However, to find that the extraneous material was obscene, the material must have as "a dominant theme" certain obscenity criteria "as a whole." In the instant case, however, the record does not reflect that the jury was allowed to see any *497 of the films, magazines, or books in their entirety to make a finding of obscenity beyond a reasonable doubt and then to use this finding as evidence of knowledge on the part of the appellant of the contents of "EZE Time." In fact, one of the notes from the jury in the record reads: "Please send in several of the cellophane wrapped materials." The record then shows that Presiding Judge Gayle sent back the following message to the jury: "Cellophane wrapped materials are all sent in. Do not remove cellophane." By not allowing the jury to remove the cellophane and examine the contents of these books, it was impossible for the fact finder at trial to view the entire material before it made the ultimate judgment that, "taken as a whole the books appealed to the prurient interest." See Bryers v. State, Tex.Cr.App., 480 S.W.2d 712; Bourland v. State, Tex.Cr.App., 502 S.W.2d 8.

More important, however, is the fact that in only allowing the jury to view the covers of 17 books, films, and magazines without being able to view their contents to find possible "literary, artistic, political, or scientific value," [Section 43.21(1)(C), Penal Code], it is not possible to say that these 17 exhibits of "sexual contact" were harmless beyond a reasonable doubt, Chapman v. California, 386 U.S. 18, 87 S. Ct. 824, 17 L. Ed. 2d 705 (1967), or that "there is a reasonable possibility that the evidence .. might have contributed to the conviction." Fahy v. Connecticut, 375 U.S. 85 at 86-87, 84 S. Ct. 229 at 230, 11 L. Ed. 2d 171 (1963).

Given our disposition of this case, our consideration of appellant's last ground of error is unwarranted.

The judgment is reversed and the cause remanded.

ONION, P. J., concurs in the result.

NOTES

[1] This does not mean an adversary proceeding is needed before seizure, since a warrant may be issued ex parte.

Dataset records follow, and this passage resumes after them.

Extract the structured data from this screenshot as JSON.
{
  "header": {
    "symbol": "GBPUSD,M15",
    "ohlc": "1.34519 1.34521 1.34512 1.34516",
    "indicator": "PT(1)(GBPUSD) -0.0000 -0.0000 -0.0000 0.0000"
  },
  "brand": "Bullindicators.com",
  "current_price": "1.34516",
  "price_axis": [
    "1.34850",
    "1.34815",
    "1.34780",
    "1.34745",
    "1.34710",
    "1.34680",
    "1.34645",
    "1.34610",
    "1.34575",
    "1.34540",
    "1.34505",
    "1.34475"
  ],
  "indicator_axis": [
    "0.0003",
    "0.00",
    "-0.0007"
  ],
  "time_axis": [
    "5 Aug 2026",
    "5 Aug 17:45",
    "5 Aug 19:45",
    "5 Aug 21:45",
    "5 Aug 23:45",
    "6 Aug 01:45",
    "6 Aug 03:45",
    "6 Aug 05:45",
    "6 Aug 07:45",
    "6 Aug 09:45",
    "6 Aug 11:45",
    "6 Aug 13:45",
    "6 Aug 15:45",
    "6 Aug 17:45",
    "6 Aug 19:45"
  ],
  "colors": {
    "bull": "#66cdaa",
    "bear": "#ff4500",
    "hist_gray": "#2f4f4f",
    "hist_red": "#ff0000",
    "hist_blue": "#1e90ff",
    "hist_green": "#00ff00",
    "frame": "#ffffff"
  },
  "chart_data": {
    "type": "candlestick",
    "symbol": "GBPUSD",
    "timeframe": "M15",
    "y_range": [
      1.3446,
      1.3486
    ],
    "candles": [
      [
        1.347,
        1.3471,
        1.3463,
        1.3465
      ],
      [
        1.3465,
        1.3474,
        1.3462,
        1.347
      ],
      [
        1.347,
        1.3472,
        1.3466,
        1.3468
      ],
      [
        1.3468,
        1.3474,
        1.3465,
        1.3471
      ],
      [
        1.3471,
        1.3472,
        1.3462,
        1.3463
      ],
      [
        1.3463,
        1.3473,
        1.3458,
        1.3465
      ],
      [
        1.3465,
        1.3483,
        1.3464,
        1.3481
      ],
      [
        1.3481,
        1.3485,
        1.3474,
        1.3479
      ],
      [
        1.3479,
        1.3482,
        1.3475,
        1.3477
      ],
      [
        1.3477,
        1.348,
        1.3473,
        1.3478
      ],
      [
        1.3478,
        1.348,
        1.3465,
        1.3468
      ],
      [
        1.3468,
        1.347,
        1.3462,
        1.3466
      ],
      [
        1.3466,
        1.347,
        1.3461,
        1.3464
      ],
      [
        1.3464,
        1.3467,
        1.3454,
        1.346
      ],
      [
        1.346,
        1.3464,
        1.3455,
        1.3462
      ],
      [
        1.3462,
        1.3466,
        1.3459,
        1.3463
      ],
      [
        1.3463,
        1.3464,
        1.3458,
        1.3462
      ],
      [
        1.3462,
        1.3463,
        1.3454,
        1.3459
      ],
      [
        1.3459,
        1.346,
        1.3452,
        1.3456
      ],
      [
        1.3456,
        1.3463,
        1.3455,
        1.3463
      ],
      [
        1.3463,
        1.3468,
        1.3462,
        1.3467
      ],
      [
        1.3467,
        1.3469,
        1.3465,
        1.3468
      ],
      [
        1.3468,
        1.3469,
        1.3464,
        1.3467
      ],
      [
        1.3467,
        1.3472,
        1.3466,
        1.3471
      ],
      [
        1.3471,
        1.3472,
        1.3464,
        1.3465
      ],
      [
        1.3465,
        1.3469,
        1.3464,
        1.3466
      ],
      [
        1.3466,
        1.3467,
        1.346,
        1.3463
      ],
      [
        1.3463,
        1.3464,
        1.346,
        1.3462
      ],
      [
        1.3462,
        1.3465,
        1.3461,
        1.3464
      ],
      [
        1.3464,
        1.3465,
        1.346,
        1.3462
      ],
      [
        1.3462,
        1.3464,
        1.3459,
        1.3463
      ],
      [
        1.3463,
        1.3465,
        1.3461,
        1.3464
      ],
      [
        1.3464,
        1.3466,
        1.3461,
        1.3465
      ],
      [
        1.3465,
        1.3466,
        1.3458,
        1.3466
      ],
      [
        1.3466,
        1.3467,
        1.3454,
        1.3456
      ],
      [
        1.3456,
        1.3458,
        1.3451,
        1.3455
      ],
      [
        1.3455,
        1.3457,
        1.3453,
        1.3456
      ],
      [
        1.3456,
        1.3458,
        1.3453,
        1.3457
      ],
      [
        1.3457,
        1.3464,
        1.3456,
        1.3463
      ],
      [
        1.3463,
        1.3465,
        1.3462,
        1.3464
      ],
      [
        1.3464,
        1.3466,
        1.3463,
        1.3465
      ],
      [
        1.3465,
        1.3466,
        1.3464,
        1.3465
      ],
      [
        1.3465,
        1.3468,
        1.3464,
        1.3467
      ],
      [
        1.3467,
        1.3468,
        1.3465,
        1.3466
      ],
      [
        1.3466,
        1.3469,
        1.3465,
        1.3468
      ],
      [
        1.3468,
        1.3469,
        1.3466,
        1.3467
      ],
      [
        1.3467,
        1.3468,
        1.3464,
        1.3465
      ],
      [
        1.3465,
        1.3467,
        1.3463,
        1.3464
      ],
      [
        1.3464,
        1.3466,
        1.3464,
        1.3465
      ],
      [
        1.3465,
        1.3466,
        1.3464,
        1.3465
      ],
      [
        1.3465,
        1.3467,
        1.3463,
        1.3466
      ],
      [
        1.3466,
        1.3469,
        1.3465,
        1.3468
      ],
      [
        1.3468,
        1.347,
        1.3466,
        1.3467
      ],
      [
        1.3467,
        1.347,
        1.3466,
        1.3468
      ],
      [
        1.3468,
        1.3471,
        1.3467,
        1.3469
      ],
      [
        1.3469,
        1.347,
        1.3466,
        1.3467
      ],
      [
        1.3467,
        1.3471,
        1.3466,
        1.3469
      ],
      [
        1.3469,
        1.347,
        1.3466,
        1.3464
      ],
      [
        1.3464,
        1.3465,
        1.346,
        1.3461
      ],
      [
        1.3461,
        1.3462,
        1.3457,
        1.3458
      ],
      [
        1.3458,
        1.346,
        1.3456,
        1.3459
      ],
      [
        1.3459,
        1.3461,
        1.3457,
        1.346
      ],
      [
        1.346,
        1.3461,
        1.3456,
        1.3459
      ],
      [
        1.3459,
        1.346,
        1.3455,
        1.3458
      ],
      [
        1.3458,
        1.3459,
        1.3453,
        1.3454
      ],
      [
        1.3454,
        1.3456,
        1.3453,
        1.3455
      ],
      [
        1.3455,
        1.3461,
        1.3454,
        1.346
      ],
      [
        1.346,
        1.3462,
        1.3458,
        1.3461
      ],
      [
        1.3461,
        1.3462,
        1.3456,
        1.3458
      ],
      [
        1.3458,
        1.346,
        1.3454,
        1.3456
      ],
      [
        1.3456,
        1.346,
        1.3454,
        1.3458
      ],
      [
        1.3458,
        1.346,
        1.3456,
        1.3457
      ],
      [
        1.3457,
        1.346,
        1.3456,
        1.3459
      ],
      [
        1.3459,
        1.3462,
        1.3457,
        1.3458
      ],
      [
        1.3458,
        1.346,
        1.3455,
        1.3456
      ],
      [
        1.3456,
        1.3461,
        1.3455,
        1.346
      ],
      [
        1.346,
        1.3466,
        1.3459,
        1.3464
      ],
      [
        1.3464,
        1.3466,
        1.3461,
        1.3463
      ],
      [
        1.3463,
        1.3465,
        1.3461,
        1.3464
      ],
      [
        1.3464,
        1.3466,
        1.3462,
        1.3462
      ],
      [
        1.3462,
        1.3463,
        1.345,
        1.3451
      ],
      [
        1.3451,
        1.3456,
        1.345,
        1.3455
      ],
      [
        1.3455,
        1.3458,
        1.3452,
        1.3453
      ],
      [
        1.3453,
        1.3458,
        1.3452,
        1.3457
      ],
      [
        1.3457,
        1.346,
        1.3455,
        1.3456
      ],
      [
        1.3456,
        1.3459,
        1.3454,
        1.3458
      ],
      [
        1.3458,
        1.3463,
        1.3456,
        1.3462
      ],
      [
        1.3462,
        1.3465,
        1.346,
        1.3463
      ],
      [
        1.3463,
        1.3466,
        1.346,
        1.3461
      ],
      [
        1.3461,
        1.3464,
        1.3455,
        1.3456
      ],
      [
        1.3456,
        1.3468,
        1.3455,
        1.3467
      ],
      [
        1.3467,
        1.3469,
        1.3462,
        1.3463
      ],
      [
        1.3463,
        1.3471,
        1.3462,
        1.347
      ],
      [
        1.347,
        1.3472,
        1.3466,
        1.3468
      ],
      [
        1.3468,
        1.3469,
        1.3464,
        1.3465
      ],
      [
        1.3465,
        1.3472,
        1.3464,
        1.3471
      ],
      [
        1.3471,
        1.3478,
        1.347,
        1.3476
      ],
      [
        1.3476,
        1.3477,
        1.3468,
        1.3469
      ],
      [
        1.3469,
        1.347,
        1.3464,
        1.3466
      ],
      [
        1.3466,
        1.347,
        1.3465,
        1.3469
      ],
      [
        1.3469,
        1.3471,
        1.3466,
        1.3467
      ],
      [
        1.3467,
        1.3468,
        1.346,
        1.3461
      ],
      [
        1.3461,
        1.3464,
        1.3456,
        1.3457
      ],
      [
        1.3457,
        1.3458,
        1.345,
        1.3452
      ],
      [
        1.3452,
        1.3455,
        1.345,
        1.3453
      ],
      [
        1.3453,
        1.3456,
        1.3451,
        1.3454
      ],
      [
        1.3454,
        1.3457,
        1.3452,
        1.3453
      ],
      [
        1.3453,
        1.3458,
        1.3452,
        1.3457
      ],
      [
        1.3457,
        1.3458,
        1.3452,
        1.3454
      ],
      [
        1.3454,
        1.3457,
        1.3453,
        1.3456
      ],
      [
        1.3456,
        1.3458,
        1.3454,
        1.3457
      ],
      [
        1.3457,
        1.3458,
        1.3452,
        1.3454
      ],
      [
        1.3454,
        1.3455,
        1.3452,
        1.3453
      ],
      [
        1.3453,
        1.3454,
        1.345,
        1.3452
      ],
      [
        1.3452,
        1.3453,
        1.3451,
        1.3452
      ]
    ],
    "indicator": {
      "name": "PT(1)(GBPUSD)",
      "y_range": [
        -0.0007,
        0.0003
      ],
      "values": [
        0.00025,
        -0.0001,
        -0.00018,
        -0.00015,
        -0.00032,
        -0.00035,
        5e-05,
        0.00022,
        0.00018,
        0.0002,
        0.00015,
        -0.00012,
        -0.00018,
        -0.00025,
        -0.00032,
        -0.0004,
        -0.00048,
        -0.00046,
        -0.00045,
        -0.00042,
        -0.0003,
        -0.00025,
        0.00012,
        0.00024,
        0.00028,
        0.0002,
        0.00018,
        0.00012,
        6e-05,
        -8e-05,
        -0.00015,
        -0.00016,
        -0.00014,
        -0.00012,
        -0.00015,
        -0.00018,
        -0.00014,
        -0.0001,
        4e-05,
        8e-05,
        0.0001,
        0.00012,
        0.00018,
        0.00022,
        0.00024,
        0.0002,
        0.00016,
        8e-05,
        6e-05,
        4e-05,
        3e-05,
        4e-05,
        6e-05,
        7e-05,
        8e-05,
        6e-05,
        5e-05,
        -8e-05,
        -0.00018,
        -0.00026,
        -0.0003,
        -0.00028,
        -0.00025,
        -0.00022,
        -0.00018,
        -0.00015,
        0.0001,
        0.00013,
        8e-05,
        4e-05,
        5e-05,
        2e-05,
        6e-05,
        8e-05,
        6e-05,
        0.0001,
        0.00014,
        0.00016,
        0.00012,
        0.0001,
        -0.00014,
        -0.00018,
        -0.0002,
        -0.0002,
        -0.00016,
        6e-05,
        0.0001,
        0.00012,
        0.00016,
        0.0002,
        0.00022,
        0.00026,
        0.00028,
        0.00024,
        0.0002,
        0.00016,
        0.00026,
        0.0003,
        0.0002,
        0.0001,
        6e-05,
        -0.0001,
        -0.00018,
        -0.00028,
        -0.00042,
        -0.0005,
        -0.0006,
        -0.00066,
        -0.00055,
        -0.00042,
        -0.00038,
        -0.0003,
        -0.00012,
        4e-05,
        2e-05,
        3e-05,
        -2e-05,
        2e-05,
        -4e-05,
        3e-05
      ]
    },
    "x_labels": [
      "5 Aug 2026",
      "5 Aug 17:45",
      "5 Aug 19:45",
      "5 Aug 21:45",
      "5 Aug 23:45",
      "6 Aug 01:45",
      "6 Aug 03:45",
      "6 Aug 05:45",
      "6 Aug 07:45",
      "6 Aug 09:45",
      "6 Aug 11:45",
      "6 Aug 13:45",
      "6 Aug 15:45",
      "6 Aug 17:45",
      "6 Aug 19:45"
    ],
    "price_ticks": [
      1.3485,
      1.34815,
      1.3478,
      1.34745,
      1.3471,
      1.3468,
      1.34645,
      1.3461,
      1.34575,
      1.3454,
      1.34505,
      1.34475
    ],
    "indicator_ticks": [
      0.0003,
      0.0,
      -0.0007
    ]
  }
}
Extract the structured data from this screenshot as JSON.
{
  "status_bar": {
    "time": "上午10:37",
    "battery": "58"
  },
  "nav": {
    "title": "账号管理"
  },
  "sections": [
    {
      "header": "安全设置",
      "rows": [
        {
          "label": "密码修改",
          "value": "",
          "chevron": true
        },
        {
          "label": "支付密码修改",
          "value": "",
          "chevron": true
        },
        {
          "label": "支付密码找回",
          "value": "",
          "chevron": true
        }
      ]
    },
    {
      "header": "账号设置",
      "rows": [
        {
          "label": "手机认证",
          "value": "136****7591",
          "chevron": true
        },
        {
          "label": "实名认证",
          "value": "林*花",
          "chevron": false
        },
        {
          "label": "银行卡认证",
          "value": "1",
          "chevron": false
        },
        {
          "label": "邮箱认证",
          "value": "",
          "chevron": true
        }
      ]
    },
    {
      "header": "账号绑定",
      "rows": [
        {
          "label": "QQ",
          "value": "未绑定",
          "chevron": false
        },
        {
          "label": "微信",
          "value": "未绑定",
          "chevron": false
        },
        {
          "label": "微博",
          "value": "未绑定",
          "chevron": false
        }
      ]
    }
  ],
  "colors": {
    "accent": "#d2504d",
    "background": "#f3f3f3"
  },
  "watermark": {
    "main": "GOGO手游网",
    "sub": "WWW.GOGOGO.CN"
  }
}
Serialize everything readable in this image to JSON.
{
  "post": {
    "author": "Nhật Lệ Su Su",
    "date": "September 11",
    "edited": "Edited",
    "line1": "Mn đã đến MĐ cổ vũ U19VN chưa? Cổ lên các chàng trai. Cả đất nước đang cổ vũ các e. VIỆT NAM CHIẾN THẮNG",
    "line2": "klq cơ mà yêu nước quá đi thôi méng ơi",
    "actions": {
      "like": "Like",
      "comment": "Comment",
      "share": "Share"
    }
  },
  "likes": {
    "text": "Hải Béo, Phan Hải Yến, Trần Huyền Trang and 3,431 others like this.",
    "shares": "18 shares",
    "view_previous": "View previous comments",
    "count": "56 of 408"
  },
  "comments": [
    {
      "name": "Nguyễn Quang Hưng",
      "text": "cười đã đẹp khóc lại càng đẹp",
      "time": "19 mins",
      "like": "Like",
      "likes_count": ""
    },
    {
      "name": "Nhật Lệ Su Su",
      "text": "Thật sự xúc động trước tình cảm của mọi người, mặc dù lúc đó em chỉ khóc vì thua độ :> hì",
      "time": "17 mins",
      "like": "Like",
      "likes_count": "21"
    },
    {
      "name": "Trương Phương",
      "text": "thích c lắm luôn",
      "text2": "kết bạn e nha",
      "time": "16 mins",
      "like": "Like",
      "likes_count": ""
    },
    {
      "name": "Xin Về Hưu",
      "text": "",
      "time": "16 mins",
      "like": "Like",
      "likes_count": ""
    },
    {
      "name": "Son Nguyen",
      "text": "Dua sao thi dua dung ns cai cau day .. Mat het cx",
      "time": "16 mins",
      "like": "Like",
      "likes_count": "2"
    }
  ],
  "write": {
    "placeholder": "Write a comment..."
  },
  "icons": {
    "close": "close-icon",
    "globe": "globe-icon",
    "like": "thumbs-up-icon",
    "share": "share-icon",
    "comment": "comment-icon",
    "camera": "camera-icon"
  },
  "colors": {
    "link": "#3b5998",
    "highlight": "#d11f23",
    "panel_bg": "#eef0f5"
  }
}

Heller v. New York, 413 U.S. 483, 93 S. Ct. 2789, 37 L. Ed. 2d 745 (1973).